[Interface dataset entries]

==========

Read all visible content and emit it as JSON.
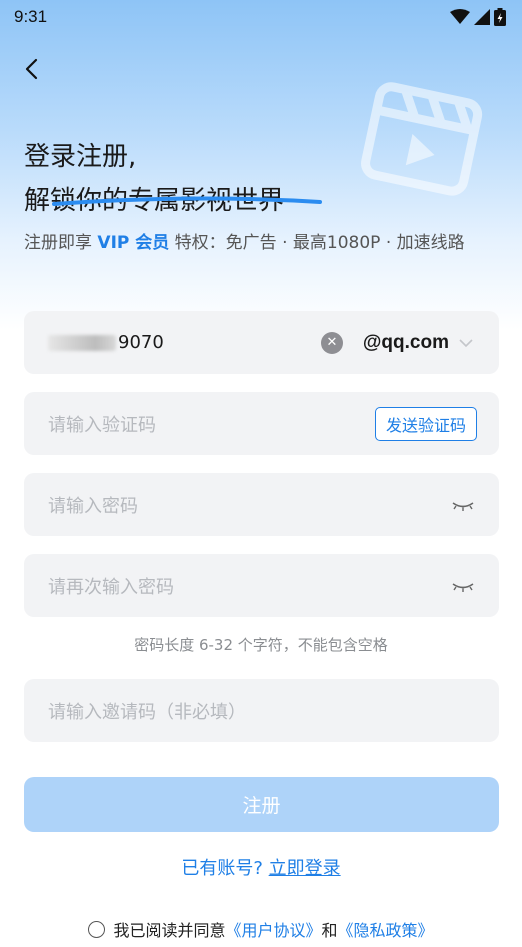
{
  "status_bar": {
    "time": "9:31"
  },
  "header": {
    "title_line1": "登录注册,",
    "title_line2": "解锁你的专属影视世界",
    "benefits_prefix": "注册即享 ",
    "benefits_vip": "VIP 会员",
    "benefits_suffix": " 特权：免广告 · 最高1080P · 加速线路"
  },
  "form": {
    "email_value": "9070",
    "email_domain": "@qq.com",
    "code_placeholder": "请输入验证码",
    "send_code_label": "发送验证码",
    "password_placeholder": "请输入密码",
    "confirm_password_placeholder": "请再次输入密码",
    "password_hint": "密码长度 6-32 个字符，不能包含空格",
    "invite_placeholder": "请输入邀请码（非必填）",
    "register_label": "注册"
  },
  "footer": {
    "have_account": "已有账号? ",
    "login_link": "立即登录",
    "agree_prefix": "我已阅读并同意",
    "user_agreement": "《用户协议》",
    "and": "和",
    "privacy_policy": "《隐私政策》"
  },
  "colors": {
    "accent": "#1f7fe6",
    "button_disabled": "#aed3f9",
    "field_bg": "#f2f3f5"
  }
}
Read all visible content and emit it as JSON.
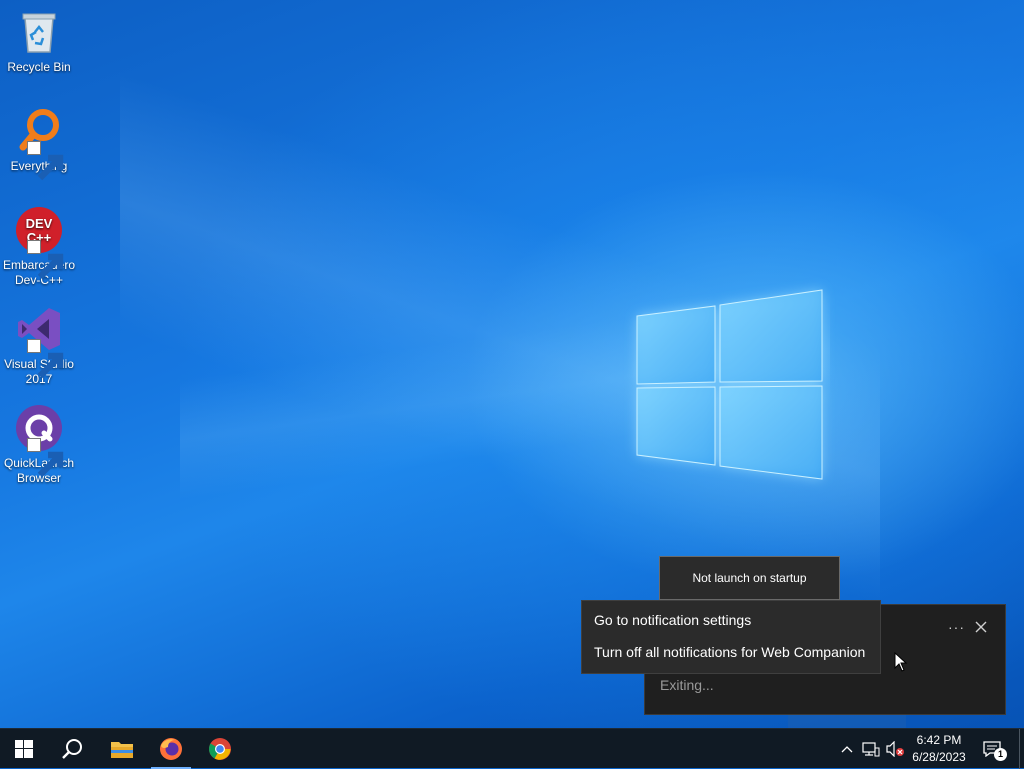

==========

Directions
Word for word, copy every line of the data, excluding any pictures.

Exercise response
Read all visible content and emit it as JSON.
{
  "status_bar": {
    "time": "9:31"
  },
  "header": {
    "title_line1": "登录注册,",
    "title_line2": "解锁你的专属影视世界",
    "benefits_prefix": "注册即享 ",
    "benefits_vip": "VIP 会员",
    "benefits_suffix": " 特权：免广告 · 最高1080P · 加速线路"
  },
  "form": {
    "email_value": "9070",
    "email_domain": "@qq.com",
    "code_placeholder": "请输入验证码",
    "send_code_label": "发送验证码",
    "password_placeholder": "请输入密码",
    "confirm_password_placeholder": "请再次输入密码",
    "password_hint": "密码长度 6-32 个字符，不能包含空格",
    "invite_placeholder": "请输入邀请码（非必填）",
    "register_label": "注册"
  },
  "footer": {
    "have_account": "已有账号? ",
    "login_link": "立即登录",
    "agree_prefix": "我已阅读并同意",
    "user_agreement": "《用户协议》",
    "and": "和",
    "privacy_policy": "《隐私政策》"
  },
  "colors": {
    "accent": "#1f7fe6",
    "button_disabled": "#aed3f9",
    "field_bg": "#f2f3f5"
  }
}
Read all visible content and emit it as JSON.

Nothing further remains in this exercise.